Miba revenues up as company sees growth in automotive markets
December 3, 2014
Austria’s Miba AG has reported consolidated revenue of €498.3 million in the first three quarters of 2014–2015 (February 1 to October 31), up 8.3% compared to the first three quarters of 2013–2014. Earnings before interest and tax (EBIT) amounted to €62.9 million (previous year: €54.1 million).
“In the third quarter, we have again benefited from the positive performance in many of our sales markets and have exploited the resulting market opportunities well,” stated Chairman of the Management Board, F Peter Mitterbauer. From the beginning of the year the company stated that the automotive industry in Europe, USA and China, as well as the heavy truck market in Europe and USA were its growth drivers.
“At the same time we are, however, confronted by weaknesses in other markets that have already persisted for some time,” added Mitterbauer. Global demand for ships and mining equipment has continued to remain at historically low levels in recent months and the market for agricultural commercial vehicles declined.
“Thanks to our broad product portfolio, we were able to compensate for the weaknesses in some sectors with a strong performance in others. The range of products, from power electronics components to engine bearings and friction materials right through to sintered components stands us in good stead,” added Mitterbauer.
Miba reported that it is investing heavily in USA and China, where it sees the greatest opportunities for growth. In the first nine months of the fiscal year the company invested a total of €36.1 million in capacity expansions and in measures to improve productivity.
As of the October 31, 2014, Miba employed 5154 members of staff globally (including agency staff), an increase of more than 500 on the previous year. The increase in the number of employees is attributable to the initial consolidation of the Chinese company, EBG Shenzhen Ltd, in which the Miba Group holds 55% of the shares. Employees were also recruited at the Suzhou site in China as well as in Slovakia and Austria.

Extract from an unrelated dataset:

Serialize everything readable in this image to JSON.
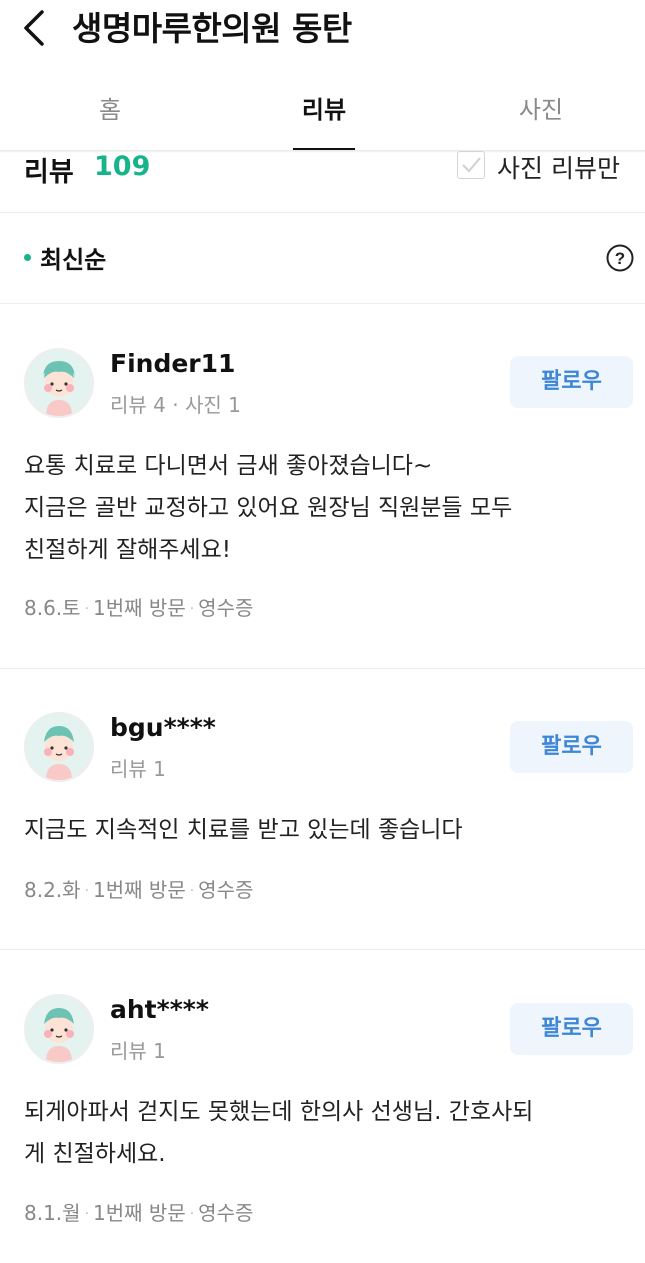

Expectations for the whole year results are stated as being mainly positive. “We are much more guarded and sceptical in our assessment of the next fiscal year,” stated Mitterbauer, pointing to among other things the weak investment climate especially in Europe and the effects of the geopolitical unrest which are difficult to predict. “For us, this means that we need to be even more vigilant and flexible because we want to continue to grow profitably in the future.”